Artists Faced Sharp Rise in Attacks and Censorship in 2016, Report Says

The US is amongst the 10 worst nations for censorship.

A demonstrator holds a placard reading
A demonstrator holds a placard reading "Censorship." Photo: Javier Soriano/AFP/Getty Images.

A new report on artistic freedom by the Danish free speech advocacy group Freemuse has recorded a sharp rise in attacks and censorship.

In its annual report, titled “Art Under Threat,” Freemuse documented 1,028 violations of artistic freedom throughout 78 countries in 2016. According to the group, the increase in registered cases between 2015 and 2016 amounts to a spike of 119 percent, rising from 469 violations.

The non-profit divides its findings into categories, including “serious violations,” for killings, attacks, abductions, imprisonments, and threats; and “acts of censorship.” In 2016 the organization counted 840 incidents of censorship and 188 serious violations.

Categorized amongst the serious violations are three killings, two abductions, 16 attacks, 84 imprisonments and detentions, 43 prosecutions, and 40 persecutions and threats.

Violations of artistic freedom in 2016. Graphic: courtesy of Freemuse.

Violations of artistic freedom in 2016. Graphic: courtesy of Freemuse.

Musicians were targeted most frequently, accounting for 86 cases of serious violations, followed by theatre with 32 serious violations, and visual arts with 27 serious violations. Meanwhile film was the most censored art form, amounting to 79 percent of censorship cases.

Iran, responsible for 30 cases, was once again the worst offender for serious violations of artistic freedom, making it the worst violator of artistic expression since Freemuse began recording data in 2012. Turkey, Egypt, Nigeria, China, Malaysia, Syria, Tanzania, and Uzbekistan also recorded dismal artistic freedom records, collectively making up 67 percent of globally recorded serious violations.
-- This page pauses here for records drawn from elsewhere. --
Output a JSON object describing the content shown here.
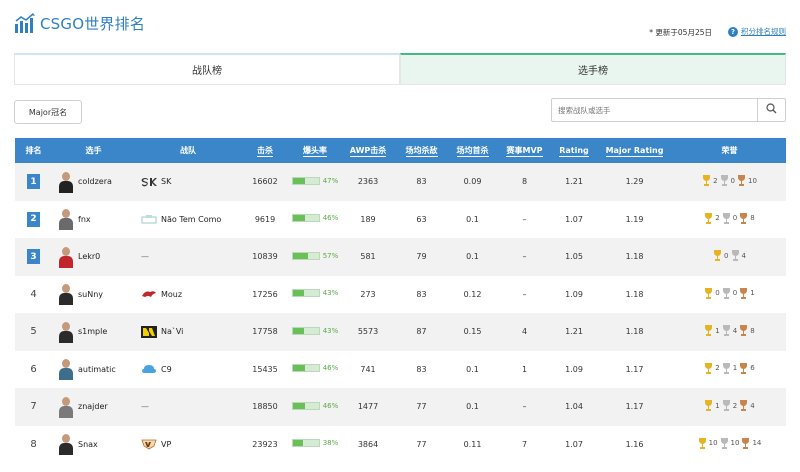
{
  "header": {
    "title": "CSGO世界排名",
    "update_text": "* 更新于05月25日",
    "help_label": "积分排名规则"
  },
  "tabs": [
    {
      "label": "战队榜",
      "active": false
    },
    {
      "label": "选手榜",
      "active": true
    }
  ],
  "filter": {
    "major_label": "Major冠名"
  },
  "search": {
    "placeholder": "搜索战队或选手"
  },
  "table": {
    "columns": [
      "排名",
      "选手",
      "战队",
      "击杀",
      "爆头率",
      "AWP击杀",
      "场均杀敌",
      "场均首杀",
      "赛事MVP",
      "Rating",
      "Major Rating",
      "荣誉"
    ],
    "rows": [
      {
        "rank": "1",
        "name": "coldzera",
        "team": "SK",
        "kills": "16602",
        "hs": "47%",
        "hs_pct": 47,
        "awp": "2363",
        "avg_kills": "83",
        "first_kills": "0.09",
        "mvp": "8",
        "rating": "1.21",
        "major_rating": "1.29",
        "gold": "2",
        "silver": "0",
        "bronze": "10",
        "jersey": "#222222"
      },
      {
        "rank": "2",
        "name": "fnx",
        "team": "Não Tem Como",
        "kills": "9619",
        "hs": "46%",
        "hs_pct": 46,
        "awp": "189",
        "avg_kills": "63",
        "first_kills": "0.1",
        "mvp": "–",
        "rating": "1.07",
        "major_rating": "1.19",
        "gold": "2",
        "silver": "0",
        "bronze": "8",
        "jersey": "#6a6a6a"
      },
      {
        "rank": "3",
        "name": "Lekr0",
        "team": "—",
        "kills": "10839",
        "hs": "57%",
        "hs_pct": 57,
        "awp": "581",
        "avg_kills": "79",
        "first_kills": "0.1",
        "mvp": "–",
        "rating": "1.05",
        "major_rating": "1.18",
        "gold": "0",
        "silver": "4",
        "bronze": "",
        "jersey": "#c0272d"
      },
      {
        "rank": "4",
        "name": "suNny",
        "team": "Mouz",
        "kills": "17256",
        "hs": "43%",
        "hs_pct": 43,
        "awp": "273",
        "avg_kills": "83",
        "first_kills": "0.12",
        "mvp": "–",
        "rating": "1.09",
        "major_rating": "1.18",
        "gold": "0",
        "silver": "0",
        "bronze": "1",
        "jersey": "#2b2b2b"
      },
      {
        "rank": "5",
        "name": "s1mple",
        "team": "Na`Vi",
        "kills": "17758",
        "hs": "43%",
        "hs_pct": 43,
        "awp": "5573",
        "avg_kills": "87",
        "first_kills": "0.15",
        "mvp": "4",
        "rating": "1.21",
        "major_rating": "1.18",
        "gold": "1",
        "silver": "4",
        "bronze": "8",
        "jersey": "#2b2b2b"
      },
      {
        "rank": "6",
        "name": "autimatic",
        "team": "C9",
        "kills": "15435",
        "hs": "46%",
        "hs_pct": 46,
        "awp": "741",
        "avg_kills": "83",
        "first_kills": "0.1",
        "mvp": "1",
        "rating": "1.09",
        "major_rating": "1.17",
        "gold": "2",
        "silver": "1",
        "bronze": "6",
        "jersey": "#3f6e8c"
      },
      {
        "rank": "7",
        "name": "znajder",
        "team": "—",
        "kills": "18850",
        "hs": "46%",
        "hs_pct": 46,
        "awp": "1477",
        "avg_kills": "77",
        "first_kills": "0.1",
        "mvp": "–",
        "rating": "1.04",
        "major_rating": "1.17",
        "gold": "1",
        "silver": "2",
        "bronze": "4",
        "jersey": "#7a7a7a"
      },
      {
        "rank": "8",
        "name": "Snax",
        "team": "VP",
        "kills": "23923",
        "hs": "38%",
        "hs_pct": 38,
        "awp": "3864",
        "avg_kills": "77",
        "first_kills": "0.11",
        "mvp": "7",
        "rating": "1.07",
        "major_rating": "1.16",
        "gold": "10",
        "silver": "10",
        "bronze": "14",
        "jersey": "#2b2b2b"
      }
    ]
  },
  "colors": {
    "accent": "#3a86c8",
    "header_row": "#3a86c8",
    "active_tab": "#e9f6f0",
    "hs_bar": "#6bbf59",
    "gold": "#e6b422",
    "silver": "#b9b9b9",
    "bronze": "#c8844a"
  }
}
Top 10 serious violators of artistic freedom. Graphic: courtesy of Freemuse.

Top 10 serious violators of artistic freedom. Graphic: courtesy of Freemuse.

The worst practitioner of censorship in 2016 was Ukraine, responsible for a staggering 577 registered acts of censorship. Freemuse attributes this to a blacklist of 544 Russian films banned in the wake of the ongoing conflict between the two countries.

Other offenders making up the top 10 for recorded cases of censorship were Kuwait, China, Egypt, India, Russia, Turkey, USA, Pakistan, and Iran. Together these countries accounted for 88 percent of global censorship cases.

Top 10 practitioners of censorship. Graphic: courtesy of Freemuse.

Top 10 practitioners of censorship. Graphic: courtesy of Freemuse.

Summarizing its findings, Freemuse explained that the drastic increase may be a consequence of rising global populism and nationalistic political views, resulting in a greater number of reported cases of artists being censored or persecuted. The organization also said that improvements in its own data collection and documentation methodologies, as well as its expanding network, resulted in a greater number of incidents being accounted for.

However the advocacy group stressed that the actual frequency and number of artistic freedom violations is almost certainly far higher. Factors including lack of public awareness, ability, political will, intimidation, cultural or social pressure, and the threat of punishment often prevent people from reporting serious violations and censorship.

Follow Artnet News on Facebook:

Want to stay ahead of the art world? Subscribe to our newsletter to get the breaking news, eye-opening interviews, and incisive critical takes that drive the conversation forward.


Article topics
Subscribe or log in to read the rest of this content.

You are currently logged into this Artnet News Pro account on another device. Please log off from any other devices, and then reload this page continue. To find out if you are eligible for an Artnet News Pro group subscription, please contact [email protected]. Standard subscriptions can be purchased on the subscription page.

Log In